Those are the basic marketing messages for any veterinary practice. And vet remarketing is actually really easy. You know, the digital channels that you’ve got available today, especially Facebook, Instagram, WhatsApp now is becoming a a month in channel, you know, messenger, the automation levels that you can use getting your website, right? This it’s so easy. Consumer marketing is easier than it’s ever been before, but most of us don’t get it right, because they’re too focused on clinical stuff. And actually you’ve got to focus on being warm on being friendly. In fact, I’m going to make a quick book recommendation on now, the clock is running, but this is the best book you could. Any vet could read on on, on marketing it’s called, “They ask you answer by Marcus Sheridan”. I won’t go into what it’s about, cause I could talk about it for hours, but it is an amazing book. And when you, when you read it as a practice owner and you and, and you realize it’s about answering people’s questions and talking to people at their level, which isn’t about talking down to them, it’s about you coming down and talking to them at their level. And it’s a revolution of content across your website and across your social media channels. And there will be five UK that implement this book. You could have everyone reading it, but only five will implement it and they will, they will literally wipe out their competitors.
I think you’re absolutely right. You know, as soon as we think of something clinical, that’s what we do. As soon as you mentioned marketing, we shut down and it’s implementation. That’s the hard thing. Thank you for that, Paul. And question number five, what is one valuable free action that someone listening to this can implement that will help, that would help them solve that problem? What’s your top tip?
Top tip is to do three times more marketing activity than you’re doing now. So, if right now you’re doing one post a day on social media, do three. You know, if you’re doing Instagram two, three times a week, do it six, nine times a week.

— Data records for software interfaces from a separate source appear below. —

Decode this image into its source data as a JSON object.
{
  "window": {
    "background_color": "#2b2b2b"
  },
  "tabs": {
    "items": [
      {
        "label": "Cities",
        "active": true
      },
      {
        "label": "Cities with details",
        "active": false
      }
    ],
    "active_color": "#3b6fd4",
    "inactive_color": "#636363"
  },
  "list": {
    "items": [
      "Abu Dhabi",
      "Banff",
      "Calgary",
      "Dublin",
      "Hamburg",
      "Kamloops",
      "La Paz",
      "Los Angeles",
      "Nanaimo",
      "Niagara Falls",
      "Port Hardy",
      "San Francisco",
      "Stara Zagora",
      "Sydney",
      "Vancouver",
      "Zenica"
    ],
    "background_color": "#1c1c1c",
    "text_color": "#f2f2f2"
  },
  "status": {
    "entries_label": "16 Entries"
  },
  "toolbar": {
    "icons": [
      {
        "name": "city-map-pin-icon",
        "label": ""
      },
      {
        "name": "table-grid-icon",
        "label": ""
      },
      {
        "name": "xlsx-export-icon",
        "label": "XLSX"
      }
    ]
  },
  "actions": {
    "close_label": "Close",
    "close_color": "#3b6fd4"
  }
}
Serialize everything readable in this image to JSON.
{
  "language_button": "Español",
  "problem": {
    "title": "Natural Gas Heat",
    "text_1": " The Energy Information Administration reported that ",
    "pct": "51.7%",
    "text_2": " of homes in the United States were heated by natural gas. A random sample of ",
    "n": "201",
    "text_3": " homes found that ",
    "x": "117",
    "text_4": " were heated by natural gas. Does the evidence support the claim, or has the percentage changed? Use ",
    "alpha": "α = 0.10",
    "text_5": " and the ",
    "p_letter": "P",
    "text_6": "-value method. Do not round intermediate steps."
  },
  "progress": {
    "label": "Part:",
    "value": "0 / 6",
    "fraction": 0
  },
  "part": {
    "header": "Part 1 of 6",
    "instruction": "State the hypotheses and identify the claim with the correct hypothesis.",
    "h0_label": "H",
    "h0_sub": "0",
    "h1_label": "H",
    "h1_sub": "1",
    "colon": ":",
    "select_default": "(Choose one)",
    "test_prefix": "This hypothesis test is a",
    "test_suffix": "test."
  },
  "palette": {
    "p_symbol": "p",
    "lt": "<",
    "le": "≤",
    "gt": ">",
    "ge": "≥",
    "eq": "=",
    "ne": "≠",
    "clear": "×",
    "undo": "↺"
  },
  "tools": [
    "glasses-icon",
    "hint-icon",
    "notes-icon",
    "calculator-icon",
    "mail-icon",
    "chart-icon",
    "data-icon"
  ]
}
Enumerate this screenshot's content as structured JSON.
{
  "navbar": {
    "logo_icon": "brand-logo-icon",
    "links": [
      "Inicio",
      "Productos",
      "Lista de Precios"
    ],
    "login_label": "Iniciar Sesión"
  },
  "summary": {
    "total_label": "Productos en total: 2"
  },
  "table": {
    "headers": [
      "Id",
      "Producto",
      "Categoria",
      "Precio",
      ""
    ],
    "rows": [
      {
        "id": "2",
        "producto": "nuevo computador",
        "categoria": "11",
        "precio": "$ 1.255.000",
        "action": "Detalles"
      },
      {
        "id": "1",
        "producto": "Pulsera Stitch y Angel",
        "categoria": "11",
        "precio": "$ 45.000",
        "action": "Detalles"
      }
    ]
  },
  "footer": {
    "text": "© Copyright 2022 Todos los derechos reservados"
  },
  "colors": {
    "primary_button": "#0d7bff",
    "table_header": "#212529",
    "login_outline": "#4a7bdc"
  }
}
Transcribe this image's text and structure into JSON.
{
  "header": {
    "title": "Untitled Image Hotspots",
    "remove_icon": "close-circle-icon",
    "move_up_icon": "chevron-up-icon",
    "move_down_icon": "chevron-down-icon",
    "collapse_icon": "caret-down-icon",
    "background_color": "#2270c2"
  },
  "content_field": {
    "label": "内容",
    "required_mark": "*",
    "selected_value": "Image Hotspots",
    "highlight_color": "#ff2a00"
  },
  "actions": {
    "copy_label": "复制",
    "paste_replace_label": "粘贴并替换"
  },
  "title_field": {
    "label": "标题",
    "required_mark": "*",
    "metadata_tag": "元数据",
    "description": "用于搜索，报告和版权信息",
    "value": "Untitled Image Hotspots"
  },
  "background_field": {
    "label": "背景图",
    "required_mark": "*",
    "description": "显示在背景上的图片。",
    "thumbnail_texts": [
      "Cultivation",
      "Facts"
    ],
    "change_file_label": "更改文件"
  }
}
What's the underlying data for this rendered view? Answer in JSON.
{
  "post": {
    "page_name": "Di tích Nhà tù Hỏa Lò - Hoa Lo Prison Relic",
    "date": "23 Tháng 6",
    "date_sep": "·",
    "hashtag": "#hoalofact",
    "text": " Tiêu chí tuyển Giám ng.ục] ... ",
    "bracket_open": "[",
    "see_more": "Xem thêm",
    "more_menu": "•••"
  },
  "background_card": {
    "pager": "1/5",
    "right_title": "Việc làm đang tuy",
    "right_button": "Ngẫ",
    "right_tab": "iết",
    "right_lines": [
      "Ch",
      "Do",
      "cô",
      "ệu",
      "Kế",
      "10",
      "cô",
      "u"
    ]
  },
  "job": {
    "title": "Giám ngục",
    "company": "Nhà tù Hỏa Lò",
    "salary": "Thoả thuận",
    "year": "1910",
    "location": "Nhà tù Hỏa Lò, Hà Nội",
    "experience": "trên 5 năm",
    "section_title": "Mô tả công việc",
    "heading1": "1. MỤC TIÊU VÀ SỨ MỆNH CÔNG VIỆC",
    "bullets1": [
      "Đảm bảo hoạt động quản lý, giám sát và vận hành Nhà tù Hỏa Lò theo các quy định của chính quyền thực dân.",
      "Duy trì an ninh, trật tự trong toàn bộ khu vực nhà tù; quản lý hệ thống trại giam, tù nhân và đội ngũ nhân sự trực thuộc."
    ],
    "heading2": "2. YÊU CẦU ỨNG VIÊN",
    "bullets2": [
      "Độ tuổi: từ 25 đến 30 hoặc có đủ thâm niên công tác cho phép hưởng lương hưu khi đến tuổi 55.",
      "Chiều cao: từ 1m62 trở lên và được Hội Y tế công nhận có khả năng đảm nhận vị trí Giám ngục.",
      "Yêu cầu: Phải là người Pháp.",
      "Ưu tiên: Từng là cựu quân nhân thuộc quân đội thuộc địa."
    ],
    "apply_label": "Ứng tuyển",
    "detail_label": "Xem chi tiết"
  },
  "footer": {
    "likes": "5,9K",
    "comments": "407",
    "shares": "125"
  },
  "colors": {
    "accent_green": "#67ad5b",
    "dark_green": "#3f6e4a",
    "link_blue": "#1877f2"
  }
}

Especially with social media, it’s so disposable, the more action you take and the more you implement, literally the return comes back to you faster and because you’re doing consumer marketing, the returns really fast.
Brilliant. So that is just to start, you know, start doing, do more and do more of it. Fantastic. And the last question, what’s the one question I should’ve asked you, Paul that would give our audience great value?
What’s the one question you should have asked me is what do you do if you haven’t got time to do marketing? And the answer is you use the acronym D O now in your world, Sanjay DOA is when unfortunately some things brought in and it didn’t make it and it’s dead on arrival, but actually I want to rename DOA to delegate outsource, automate that is the, the mantra for how to get more marketing done. So if you personally don’t enjoy it, I know I’m out of time, delegate it to a member of your team or outsource it. There’s some great veterinary marketing agencies out there. People like Susie Samuel’s and various other people. And if you can automate it, we talked about Instagram and all of those kinds of things. There are tools like hootsuite, public, and all sorts of other tools that you can automate those actions for you.
Wow. That’s fantastic. So if we learn nothing else, DOI, delegate, outsource, and automate. Fantastic. Wow. Thanks, Paul. Those were some really fascinating insights. And I just want to thank you for joining me today on my first ever podcast. Thanks, Paul. It’s a pleasure.